▶ _Instructions for the task_
Please find how many lines of the data contain the string "money", and respond with that number only.
- - -
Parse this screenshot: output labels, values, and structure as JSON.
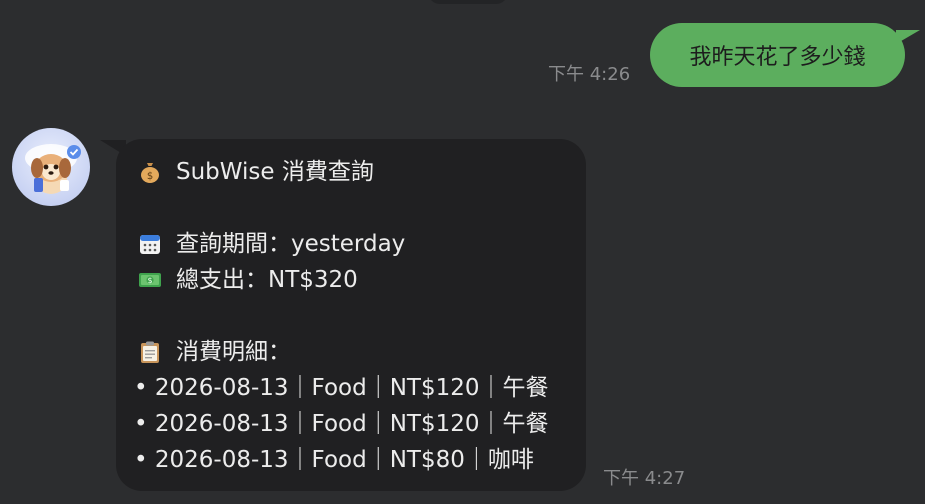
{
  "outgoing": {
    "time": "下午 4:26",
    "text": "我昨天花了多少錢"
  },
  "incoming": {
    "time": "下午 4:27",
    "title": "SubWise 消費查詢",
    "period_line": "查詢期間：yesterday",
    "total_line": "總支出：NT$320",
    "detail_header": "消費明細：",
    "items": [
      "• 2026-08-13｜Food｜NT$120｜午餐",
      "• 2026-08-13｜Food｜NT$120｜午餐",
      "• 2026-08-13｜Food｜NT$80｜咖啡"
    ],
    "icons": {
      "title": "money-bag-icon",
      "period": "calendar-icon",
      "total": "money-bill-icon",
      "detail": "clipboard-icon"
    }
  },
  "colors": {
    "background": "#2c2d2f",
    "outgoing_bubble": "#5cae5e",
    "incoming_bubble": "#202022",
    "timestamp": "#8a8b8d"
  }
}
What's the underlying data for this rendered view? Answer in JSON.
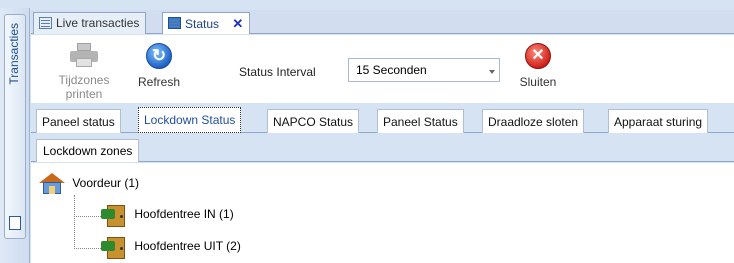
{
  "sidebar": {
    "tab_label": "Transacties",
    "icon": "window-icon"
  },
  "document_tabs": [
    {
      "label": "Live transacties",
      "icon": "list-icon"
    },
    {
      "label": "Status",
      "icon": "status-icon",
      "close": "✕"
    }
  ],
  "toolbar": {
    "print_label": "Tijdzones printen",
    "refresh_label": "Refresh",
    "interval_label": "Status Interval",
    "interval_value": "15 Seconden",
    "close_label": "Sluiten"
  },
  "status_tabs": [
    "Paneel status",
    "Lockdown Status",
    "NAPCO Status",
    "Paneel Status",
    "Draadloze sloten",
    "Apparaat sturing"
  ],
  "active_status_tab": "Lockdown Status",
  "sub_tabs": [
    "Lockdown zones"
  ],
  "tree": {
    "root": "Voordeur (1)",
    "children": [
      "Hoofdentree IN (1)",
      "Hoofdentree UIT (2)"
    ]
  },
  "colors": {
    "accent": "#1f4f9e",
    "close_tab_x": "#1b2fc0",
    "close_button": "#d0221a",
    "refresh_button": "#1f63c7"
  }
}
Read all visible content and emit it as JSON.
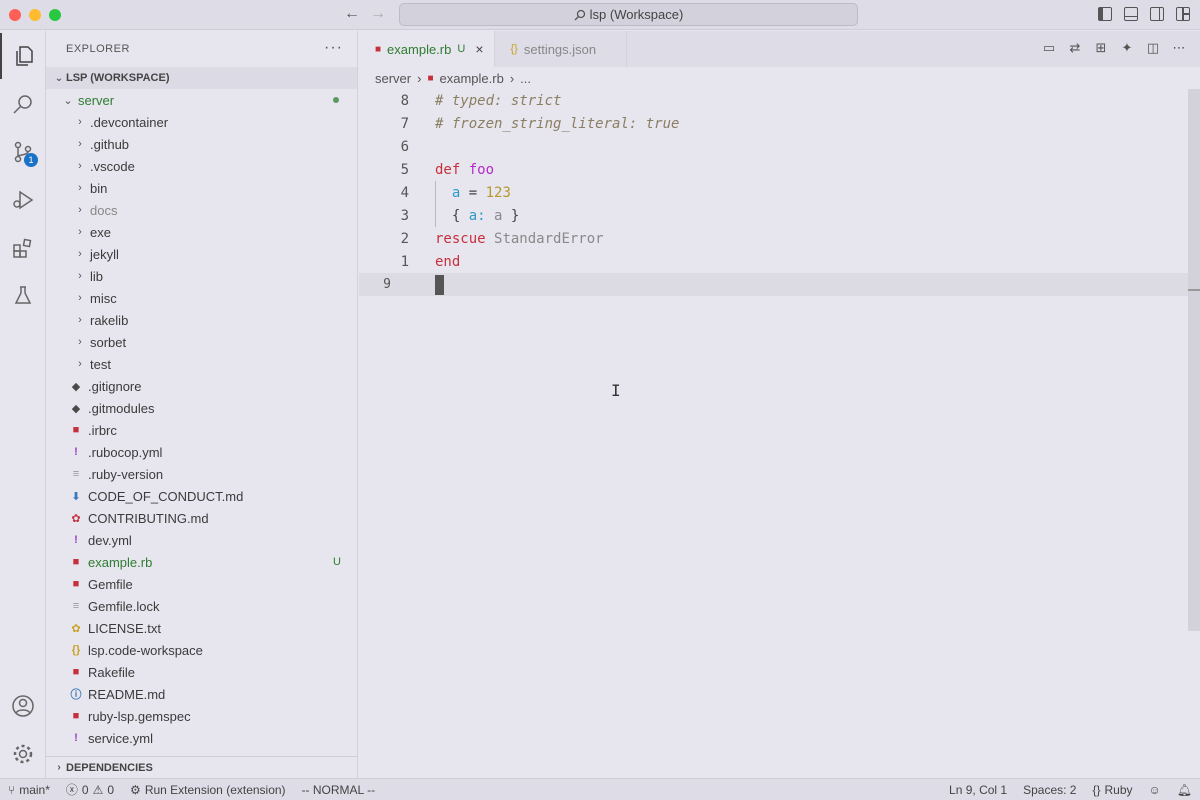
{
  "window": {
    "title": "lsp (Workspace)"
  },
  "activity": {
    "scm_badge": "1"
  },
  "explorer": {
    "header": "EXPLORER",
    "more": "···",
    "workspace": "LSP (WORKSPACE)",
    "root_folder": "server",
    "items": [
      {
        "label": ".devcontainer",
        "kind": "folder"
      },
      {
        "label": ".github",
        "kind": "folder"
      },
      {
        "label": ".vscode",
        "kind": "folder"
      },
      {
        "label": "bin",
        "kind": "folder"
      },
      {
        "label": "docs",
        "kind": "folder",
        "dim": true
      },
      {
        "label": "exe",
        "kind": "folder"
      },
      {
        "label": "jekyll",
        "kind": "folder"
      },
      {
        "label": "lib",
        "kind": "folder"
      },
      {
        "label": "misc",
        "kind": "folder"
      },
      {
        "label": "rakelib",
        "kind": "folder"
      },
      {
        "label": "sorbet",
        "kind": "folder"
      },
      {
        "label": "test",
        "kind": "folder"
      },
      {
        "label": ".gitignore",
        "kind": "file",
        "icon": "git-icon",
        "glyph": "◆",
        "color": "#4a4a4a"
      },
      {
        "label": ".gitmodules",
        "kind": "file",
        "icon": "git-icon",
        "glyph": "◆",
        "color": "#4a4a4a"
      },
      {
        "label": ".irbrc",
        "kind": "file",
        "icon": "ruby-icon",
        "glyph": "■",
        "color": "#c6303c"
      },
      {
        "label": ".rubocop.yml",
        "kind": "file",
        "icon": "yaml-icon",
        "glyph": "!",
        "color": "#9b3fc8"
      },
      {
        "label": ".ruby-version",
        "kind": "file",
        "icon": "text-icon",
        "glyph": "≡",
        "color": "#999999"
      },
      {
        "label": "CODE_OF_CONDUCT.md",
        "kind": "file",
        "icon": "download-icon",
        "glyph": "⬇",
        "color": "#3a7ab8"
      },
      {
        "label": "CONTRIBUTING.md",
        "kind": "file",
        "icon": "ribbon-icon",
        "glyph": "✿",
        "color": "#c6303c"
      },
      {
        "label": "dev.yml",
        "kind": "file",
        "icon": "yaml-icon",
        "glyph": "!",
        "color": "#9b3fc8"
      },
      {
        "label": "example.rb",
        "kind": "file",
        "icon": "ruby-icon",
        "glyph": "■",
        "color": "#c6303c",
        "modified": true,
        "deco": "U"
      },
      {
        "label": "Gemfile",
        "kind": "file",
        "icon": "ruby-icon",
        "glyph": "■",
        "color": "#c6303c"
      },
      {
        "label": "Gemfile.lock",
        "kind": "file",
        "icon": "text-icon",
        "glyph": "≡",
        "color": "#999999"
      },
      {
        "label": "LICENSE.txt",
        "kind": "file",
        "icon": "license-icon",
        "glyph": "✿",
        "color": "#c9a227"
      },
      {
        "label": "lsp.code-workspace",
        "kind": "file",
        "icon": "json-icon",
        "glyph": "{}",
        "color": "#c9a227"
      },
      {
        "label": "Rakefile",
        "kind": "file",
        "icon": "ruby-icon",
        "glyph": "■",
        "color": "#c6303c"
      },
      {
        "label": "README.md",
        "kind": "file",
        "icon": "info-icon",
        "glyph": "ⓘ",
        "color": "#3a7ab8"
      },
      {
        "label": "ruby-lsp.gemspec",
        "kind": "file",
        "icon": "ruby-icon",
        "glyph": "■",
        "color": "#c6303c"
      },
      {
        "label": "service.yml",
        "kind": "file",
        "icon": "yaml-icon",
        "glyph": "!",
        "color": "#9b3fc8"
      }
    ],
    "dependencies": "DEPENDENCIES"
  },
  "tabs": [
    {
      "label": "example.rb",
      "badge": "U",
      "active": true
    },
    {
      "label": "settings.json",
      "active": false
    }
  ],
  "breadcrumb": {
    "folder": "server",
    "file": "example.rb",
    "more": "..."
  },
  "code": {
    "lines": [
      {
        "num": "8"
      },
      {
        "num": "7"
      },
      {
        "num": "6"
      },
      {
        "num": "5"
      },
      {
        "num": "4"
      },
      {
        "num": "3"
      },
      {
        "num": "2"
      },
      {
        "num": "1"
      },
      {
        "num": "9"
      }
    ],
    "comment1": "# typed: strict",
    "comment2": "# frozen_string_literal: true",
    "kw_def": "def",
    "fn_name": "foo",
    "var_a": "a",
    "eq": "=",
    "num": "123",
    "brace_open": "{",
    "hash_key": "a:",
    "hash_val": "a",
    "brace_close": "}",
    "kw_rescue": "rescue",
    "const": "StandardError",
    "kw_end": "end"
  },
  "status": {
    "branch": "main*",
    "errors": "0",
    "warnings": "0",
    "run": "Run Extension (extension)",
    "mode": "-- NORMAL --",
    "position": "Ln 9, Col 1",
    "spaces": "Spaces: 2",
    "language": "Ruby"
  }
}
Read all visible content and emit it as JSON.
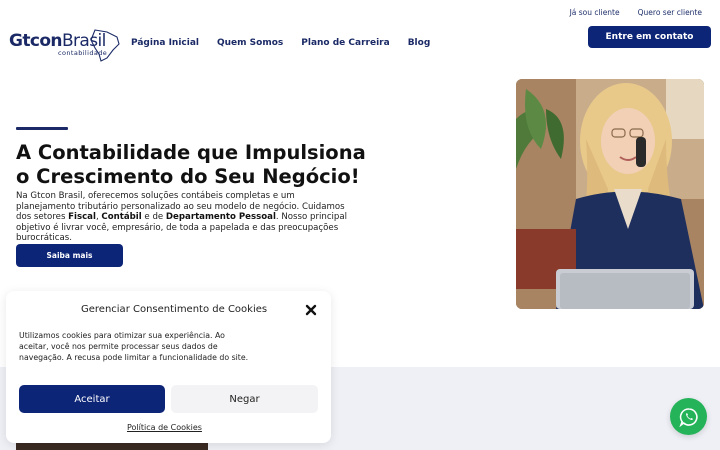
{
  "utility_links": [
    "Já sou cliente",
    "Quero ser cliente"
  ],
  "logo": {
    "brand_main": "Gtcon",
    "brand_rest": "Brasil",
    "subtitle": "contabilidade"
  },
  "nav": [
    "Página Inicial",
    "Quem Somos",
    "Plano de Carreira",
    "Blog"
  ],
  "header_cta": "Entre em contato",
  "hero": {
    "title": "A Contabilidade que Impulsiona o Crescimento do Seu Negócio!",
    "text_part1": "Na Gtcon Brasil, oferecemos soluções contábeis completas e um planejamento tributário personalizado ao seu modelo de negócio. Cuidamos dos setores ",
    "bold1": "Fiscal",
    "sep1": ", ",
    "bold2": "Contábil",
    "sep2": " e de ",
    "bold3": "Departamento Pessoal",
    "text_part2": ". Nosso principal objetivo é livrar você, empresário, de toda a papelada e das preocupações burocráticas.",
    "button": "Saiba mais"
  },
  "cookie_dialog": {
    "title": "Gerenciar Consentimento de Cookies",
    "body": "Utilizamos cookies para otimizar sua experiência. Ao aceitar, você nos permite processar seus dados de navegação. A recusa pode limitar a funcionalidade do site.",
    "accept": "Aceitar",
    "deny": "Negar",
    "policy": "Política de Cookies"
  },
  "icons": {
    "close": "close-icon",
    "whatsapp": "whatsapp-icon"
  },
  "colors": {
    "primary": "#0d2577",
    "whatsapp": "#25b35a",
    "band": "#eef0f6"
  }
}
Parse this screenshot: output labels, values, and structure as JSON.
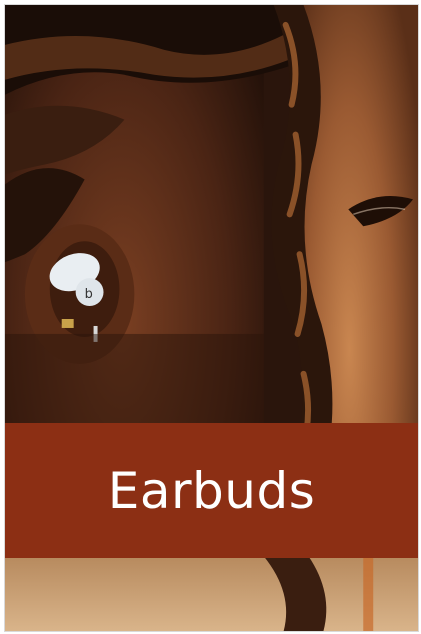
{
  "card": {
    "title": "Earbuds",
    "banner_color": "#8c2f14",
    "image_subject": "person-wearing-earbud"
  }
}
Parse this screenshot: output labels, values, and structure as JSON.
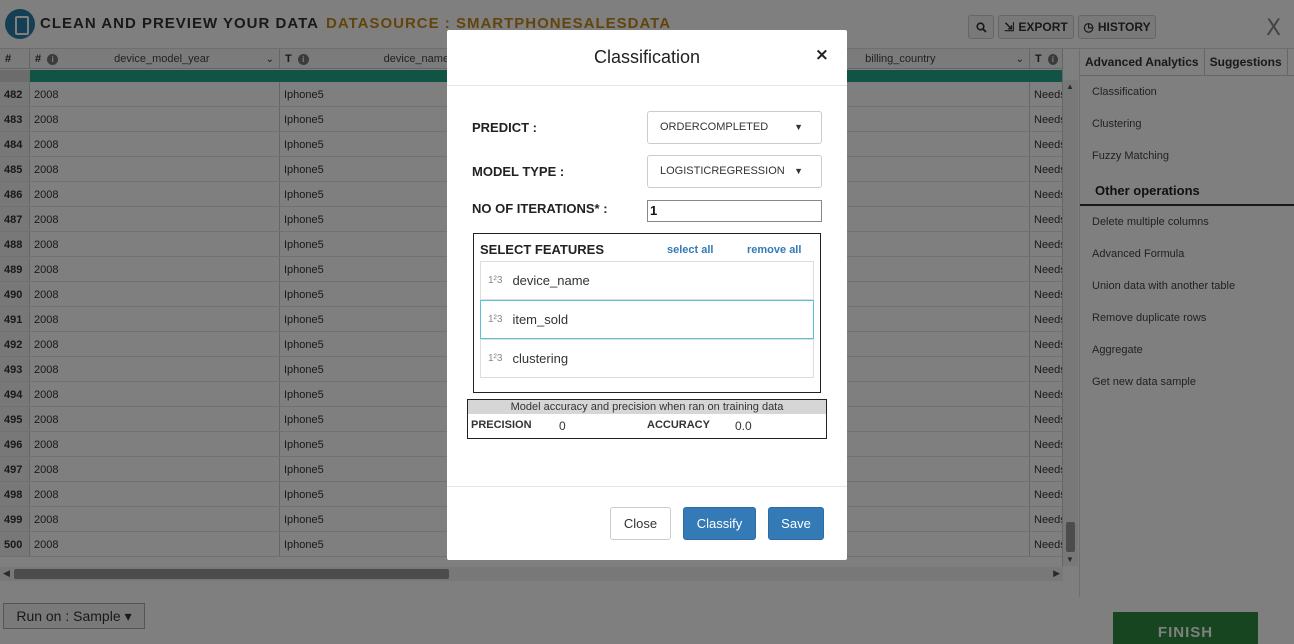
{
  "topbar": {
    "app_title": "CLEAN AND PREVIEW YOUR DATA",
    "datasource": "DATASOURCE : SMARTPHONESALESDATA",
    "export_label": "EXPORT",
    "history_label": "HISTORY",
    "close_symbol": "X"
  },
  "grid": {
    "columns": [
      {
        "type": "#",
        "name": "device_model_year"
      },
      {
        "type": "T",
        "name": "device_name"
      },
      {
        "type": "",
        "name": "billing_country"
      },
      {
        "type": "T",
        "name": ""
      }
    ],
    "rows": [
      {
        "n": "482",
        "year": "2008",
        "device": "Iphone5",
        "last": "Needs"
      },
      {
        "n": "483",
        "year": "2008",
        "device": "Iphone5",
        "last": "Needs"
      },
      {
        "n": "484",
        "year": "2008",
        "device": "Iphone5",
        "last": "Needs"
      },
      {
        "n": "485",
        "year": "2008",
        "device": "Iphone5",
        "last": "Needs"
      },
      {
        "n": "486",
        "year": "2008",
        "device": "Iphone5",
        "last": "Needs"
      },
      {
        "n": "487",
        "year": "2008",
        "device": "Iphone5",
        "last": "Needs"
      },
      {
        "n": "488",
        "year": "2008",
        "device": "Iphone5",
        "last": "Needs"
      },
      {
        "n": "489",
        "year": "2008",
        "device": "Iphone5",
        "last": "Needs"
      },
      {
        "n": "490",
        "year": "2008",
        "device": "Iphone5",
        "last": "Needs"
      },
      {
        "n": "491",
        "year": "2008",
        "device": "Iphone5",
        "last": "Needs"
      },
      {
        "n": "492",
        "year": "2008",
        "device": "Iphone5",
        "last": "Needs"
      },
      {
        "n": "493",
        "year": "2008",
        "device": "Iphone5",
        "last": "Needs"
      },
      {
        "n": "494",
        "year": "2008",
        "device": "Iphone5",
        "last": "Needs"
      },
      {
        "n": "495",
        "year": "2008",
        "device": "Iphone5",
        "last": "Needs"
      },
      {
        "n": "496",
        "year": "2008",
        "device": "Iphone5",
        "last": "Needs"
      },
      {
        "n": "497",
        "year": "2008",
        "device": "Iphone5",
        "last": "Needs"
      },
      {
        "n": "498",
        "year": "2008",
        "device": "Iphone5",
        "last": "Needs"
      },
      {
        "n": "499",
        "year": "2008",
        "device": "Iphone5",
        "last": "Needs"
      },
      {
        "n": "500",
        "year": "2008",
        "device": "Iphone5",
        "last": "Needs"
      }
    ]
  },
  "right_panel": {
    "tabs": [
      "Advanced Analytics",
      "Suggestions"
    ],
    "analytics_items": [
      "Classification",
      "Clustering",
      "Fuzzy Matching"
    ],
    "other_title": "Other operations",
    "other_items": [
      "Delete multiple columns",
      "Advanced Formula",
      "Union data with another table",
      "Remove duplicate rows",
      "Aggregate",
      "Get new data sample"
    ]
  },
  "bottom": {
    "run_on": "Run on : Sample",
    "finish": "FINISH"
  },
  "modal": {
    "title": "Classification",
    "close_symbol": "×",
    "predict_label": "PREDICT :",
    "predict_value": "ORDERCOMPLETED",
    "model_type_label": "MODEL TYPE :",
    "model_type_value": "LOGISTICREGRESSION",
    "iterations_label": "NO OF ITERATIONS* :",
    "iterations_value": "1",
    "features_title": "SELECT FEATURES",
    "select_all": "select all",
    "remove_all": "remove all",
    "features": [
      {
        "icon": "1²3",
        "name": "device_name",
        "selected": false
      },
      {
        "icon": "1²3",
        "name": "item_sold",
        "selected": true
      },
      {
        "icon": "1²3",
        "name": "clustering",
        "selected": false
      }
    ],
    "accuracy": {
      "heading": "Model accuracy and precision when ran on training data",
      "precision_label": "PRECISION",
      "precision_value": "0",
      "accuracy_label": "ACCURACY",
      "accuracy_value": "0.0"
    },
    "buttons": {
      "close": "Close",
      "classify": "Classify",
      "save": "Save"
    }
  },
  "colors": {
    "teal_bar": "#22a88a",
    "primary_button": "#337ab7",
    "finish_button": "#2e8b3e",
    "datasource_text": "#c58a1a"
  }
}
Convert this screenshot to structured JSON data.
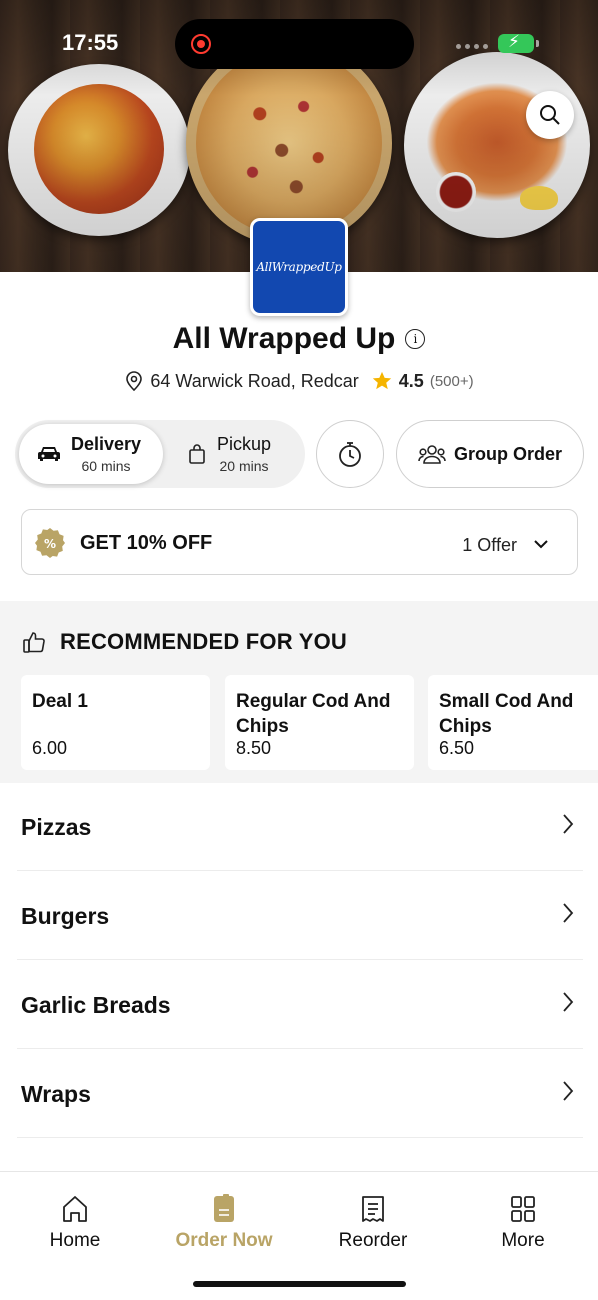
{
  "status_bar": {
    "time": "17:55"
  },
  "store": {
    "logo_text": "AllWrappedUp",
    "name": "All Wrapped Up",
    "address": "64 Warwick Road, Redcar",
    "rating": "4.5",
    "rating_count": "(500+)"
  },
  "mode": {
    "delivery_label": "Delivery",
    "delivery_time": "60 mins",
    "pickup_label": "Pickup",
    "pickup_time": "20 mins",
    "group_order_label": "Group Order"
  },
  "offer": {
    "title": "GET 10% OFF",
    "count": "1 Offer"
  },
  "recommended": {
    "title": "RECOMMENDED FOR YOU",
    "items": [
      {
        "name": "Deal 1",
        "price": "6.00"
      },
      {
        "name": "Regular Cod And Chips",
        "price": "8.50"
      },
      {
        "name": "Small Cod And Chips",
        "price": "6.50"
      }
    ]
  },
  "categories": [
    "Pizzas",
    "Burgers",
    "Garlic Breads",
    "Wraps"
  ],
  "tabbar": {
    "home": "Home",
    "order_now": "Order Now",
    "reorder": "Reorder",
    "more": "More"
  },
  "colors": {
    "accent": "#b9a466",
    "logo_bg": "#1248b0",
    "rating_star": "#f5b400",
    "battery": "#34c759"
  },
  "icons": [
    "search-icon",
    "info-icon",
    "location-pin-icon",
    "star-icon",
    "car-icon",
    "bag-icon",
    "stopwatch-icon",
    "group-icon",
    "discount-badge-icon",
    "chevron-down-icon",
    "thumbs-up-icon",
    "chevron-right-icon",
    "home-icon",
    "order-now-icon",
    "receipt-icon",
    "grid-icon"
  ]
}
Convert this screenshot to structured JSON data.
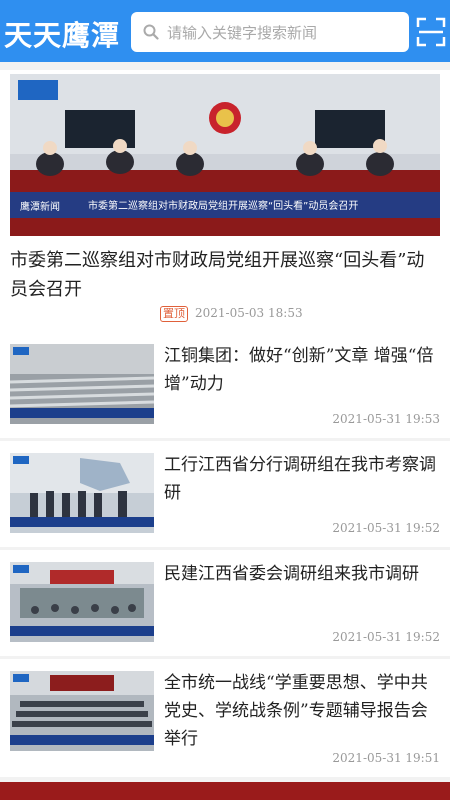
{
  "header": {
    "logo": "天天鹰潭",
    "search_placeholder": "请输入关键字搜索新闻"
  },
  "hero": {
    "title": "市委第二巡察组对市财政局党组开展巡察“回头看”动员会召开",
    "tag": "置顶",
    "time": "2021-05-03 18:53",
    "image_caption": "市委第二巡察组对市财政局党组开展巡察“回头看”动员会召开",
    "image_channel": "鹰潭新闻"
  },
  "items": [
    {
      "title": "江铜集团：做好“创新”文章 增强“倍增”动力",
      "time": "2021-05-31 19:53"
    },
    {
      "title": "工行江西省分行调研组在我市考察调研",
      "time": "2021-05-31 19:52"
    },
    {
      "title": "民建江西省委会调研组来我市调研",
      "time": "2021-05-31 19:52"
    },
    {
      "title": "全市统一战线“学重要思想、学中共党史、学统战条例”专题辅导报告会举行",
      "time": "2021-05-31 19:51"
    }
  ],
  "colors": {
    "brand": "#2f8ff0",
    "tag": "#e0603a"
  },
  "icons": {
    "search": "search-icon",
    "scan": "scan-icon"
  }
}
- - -
▶ _Answer to the problem_
2